Gomez said that one of Guzman's key tunnel builders led officials to the neighborhood in Los Mochis, where authorities had been watching for a month. The team noticed a lot of activity at the house Wednesday and the arrival of a car early Thursday morning. Authorities were able to determine that Guzman was inside the house, she said.

The marines were met with gunfire as they closed in.

Gomez said Guzman and his security chief, Ivan Gastelum, a.k.a "El Cholo Ivan," were able to flee via storm drains and escape through a manhole cover to the street, where they commandeered getaway cars. Marines climbed into the drains in pursuit. They closed in on the two men based on reports of stolen vehicles and they were arrested on the highway.

What happens now is crucial for Guzman, whose cartel smuggles multi-ton shipments of cocaine and marijuana as well as manufacturing and transporting methamphetamines and heroin, mostly to the U.S.

According to a statement from the Mexican Attorney General's office, the U.S. filed extradition requests June 25, while Guzman was in custody, and another Sep. 3, after he escaped. The Mexican government determined they were valid within the extradition treaty and sent them to a panel of federal judges, who gave orders for detention on July 29 and Sept. 8, after Guzman had escaped.

Those orders were not for extradition but just for Guzman to begin the extradition hearing process. Now that he is recaptured, Mexico has to start processing the extradition requests anew, according to the law.

The quickest he could be extradited would be six months, said a federal official who spoke on condition of anonymity, but it's not likely because lawyers file appeals. He said that they are usually turned down, but each one means a judge has to schedule a hearing.
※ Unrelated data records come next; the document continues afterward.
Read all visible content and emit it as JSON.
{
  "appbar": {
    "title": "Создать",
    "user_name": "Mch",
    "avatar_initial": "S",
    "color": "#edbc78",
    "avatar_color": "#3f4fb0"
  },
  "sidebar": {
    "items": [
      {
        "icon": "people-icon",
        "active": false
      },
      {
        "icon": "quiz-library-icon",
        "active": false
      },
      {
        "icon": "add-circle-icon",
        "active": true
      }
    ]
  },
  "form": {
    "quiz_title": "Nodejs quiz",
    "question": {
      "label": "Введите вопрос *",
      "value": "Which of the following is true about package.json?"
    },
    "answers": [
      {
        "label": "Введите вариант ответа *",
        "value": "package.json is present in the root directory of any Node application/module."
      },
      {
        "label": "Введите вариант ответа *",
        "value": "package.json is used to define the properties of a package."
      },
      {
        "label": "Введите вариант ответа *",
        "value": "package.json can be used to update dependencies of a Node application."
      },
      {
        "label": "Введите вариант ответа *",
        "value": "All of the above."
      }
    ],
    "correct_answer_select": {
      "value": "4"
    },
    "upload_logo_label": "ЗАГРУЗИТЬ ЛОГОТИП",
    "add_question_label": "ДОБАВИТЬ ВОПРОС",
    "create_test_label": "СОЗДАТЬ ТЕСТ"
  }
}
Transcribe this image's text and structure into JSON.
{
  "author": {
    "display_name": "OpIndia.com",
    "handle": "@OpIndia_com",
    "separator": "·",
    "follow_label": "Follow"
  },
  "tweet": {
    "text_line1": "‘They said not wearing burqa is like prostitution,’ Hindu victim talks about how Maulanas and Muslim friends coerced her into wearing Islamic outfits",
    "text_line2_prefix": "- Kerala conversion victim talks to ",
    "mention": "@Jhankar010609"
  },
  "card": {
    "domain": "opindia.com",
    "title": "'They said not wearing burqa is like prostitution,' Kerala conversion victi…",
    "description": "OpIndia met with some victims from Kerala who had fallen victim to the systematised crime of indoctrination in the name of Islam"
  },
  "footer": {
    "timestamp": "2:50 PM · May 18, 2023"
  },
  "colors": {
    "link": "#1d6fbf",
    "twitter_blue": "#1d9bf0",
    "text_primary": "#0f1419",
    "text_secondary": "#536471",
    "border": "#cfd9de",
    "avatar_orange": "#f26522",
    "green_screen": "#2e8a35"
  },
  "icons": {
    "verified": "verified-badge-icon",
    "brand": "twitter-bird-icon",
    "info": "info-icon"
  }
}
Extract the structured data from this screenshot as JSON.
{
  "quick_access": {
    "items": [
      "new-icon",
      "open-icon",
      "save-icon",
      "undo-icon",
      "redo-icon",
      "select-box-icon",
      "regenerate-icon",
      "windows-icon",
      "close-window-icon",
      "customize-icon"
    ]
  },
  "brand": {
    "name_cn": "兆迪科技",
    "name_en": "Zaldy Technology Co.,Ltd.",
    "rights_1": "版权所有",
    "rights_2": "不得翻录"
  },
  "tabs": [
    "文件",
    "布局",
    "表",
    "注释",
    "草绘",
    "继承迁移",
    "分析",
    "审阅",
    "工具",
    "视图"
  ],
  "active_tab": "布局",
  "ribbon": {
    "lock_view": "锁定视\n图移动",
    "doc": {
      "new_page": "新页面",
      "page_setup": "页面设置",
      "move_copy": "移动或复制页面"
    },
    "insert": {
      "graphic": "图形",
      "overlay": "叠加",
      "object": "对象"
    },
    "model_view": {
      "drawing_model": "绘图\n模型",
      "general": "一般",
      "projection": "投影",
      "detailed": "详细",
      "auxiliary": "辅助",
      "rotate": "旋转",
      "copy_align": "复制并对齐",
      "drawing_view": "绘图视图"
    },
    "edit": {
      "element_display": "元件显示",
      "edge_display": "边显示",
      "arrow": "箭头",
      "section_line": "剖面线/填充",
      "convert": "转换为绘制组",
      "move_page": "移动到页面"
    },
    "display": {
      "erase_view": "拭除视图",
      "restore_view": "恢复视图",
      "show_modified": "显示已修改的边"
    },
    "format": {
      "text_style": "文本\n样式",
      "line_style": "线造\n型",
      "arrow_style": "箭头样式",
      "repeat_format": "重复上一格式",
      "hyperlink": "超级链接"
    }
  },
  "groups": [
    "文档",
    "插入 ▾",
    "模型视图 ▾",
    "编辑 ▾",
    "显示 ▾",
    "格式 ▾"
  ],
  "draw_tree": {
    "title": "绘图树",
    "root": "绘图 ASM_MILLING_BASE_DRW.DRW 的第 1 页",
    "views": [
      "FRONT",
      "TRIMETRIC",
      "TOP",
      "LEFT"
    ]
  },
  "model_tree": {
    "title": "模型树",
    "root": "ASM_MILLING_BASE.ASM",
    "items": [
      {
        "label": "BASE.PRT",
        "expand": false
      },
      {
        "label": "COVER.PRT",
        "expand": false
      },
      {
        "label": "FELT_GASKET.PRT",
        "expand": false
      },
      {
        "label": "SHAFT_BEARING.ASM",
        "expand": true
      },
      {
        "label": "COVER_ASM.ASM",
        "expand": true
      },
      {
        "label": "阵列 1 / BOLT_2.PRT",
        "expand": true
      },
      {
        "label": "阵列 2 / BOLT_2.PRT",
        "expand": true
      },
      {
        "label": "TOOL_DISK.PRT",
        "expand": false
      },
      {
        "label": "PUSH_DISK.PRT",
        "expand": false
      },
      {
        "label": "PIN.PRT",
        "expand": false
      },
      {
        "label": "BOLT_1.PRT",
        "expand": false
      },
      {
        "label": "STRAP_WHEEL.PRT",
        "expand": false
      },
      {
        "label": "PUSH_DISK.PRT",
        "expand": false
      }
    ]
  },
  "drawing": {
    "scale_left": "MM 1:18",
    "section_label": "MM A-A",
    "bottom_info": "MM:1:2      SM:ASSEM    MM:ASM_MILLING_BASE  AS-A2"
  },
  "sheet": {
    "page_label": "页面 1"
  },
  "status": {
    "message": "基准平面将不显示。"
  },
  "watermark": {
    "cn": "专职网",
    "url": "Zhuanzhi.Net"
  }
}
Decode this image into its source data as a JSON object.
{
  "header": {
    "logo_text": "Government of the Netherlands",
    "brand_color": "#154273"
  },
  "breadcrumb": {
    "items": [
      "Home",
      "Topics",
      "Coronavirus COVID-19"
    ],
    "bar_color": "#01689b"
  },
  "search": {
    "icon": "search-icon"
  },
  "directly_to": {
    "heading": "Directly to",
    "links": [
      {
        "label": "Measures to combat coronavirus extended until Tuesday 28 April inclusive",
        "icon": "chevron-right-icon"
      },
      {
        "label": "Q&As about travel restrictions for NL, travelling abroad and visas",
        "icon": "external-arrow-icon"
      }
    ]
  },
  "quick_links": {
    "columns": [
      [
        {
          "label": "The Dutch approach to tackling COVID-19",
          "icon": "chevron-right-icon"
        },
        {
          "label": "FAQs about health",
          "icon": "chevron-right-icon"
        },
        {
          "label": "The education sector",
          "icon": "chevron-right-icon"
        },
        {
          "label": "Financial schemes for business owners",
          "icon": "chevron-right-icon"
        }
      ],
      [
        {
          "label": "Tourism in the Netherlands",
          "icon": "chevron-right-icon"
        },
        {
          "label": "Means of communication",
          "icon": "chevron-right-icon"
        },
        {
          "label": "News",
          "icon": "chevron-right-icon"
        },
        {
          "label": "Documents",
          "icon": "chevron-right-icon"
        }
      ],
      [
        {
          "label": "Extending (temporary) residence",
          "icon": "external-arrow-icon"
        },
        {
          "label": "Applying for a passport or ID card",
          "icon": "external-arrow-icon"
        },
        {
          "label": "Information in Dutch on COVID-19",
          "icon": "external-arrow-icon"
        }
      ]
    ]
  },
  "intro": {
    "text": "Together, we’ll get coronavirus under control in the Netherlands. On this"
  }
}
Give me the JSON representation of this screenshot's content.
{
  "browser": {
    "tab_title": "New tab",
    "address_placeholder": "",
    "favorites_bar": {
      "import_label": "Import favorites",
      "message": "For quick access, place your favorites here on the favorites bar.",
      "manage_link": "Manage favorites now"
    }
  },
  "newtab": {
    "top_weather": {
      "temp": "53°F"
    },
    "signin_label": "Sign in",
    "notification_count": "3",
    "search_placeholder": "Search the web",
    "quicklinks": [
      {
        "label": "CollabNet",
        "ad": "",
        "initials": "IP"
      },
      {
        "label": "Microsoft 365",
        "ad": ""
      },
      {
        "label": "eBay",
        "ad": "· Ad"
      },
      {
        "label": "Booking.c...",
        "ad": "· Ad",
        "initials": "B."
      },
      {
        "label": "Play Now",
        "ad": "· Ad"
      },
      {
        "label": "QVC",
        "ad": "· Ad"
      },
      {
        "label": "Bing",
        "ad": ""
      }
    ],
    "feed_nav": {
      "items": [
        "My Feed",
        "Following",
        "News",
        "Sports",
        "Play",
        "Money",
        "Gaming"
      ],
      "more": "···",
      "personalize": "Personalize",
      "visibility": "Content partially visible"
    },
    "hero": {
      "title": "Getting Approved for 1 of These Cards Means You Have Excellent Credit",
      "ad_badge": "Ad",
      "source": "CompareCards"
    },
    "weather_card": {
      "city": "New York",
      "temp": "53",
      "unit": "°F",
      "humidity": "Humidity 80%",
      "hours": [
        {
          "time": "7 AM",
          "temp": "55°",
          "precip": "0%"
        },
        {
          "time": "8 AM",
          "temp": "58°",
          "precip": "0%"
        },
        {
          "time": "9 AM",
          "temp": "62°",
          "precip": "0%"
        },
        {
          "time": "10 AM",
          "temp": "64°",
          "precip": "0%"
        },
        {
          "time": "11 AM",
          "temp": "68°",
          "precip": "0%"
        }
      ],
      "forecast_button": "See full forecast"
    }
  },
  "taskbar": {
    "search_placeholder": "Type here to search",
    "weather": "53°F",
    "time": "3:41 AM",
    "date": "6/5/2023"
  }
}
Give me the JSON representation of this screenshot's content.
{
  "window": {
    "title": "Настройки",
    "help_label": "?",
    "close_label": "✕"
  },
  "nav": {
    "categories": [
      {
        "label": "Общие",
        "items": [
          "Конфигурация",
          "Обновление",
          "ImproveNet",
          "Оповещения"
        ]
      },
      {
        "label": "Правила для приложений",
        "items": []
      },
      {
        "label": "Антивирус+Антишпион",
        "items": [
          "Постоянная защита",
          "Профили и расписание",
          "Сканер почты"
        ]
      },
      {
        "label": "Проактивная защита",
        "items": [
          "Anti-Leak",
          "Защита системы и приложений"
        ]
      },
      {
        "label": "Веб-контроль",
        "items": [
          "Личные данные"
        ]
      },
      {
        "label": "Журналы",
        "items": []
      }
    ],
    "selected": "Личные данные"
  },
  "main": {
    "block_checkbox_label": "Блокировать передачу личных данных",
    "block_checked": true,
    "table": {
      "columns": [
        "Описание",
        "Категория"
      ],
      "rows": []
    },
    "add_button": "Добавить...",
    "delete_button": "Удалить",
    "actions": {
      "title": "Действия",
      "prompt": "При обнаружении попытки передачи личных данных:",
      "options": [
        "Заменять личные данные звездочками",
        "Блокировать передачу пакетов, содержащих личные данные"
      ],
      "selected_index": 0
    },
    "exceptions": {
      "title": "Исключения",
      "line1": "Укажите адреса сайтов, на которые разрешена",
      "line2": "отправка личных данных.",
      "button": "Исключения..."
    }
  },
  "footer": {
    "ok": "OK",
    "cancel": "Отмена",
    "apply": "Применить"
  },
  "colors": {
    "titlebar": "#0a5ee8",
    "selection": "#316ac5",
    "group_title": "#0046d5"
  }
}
"That can take weeks or months, and that delays the extradition," he said. "We've had cases that take six years."